- _Exercise details_
Work out how many lines of the material below contain the word "Display", then write that number alone.

- _Data supplied_

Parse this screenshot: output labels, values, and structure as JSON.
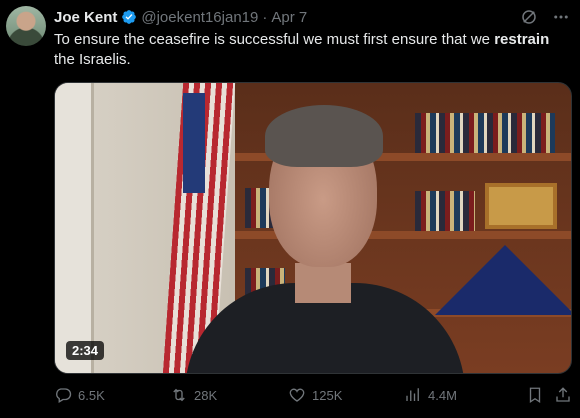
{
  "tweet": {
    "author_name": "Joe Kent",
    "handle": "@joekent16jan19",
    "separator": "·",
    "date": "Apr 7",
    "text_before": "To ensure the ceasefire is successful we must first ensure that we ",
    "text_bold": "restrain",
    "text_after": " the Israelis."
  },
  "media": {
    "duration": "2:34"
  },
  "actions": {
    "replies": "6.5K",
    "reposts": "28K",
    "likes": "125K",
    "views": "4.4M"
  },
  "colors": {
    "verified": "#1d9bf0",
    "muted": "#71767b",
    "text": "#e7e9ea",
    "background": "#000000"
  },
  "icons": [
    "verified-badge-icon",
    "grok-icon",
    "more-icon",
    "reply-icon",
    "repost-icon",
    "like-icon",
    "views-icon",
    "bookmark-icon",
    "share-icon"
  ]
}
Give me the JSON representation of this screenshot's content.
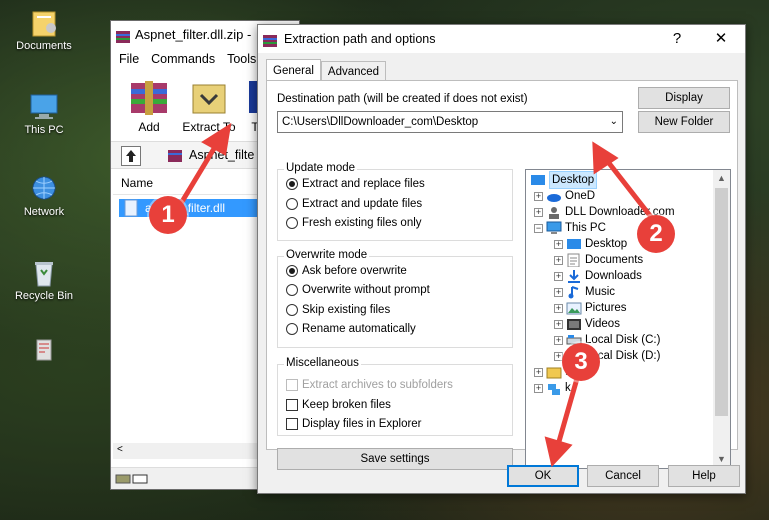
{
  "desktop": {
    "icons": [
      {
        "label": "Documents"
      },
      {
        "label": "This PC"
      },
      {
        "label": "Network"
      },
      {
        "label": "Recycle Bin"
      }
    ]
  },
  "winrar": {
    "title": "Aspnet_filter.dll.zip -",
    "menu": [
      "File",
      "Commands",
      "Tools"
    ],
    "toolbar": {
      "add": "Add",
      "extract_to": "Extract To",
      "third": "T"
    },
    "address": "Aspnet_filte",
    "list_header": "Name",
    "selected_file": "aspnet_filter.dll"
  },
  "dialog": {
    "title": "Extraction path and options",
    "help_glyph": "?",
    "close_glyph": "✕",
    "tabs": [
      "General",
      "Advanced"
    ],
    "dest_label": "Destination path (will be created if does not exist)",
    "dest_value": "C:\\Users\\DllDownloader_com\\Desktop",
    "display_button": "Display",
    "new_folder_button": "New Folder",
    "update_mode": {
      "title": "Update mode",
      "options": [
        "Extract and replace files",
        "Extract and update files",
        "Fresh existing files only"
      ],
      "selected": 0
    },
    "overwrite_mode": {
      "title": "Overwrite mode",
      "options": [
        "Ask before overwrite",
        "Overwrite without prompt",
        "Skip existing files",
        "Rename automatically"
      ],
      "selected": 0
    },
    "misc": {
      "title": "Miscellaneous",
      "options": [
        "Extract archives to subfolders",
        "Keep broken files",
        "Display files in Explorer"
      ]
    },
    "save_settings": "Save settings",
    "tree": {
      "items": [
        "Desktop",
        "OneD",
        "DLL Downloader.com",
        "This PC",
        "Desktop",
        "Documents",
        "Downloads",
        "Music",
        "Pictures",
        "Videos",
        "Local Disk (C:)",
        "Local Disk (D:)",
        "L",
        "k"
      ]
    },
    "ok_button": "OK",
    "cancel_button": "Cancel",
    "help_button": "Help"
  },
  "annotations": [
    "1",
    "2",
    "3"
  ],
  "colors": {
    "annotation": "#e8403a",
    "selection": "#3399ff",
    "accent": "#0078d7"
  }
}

- _Answer space_
2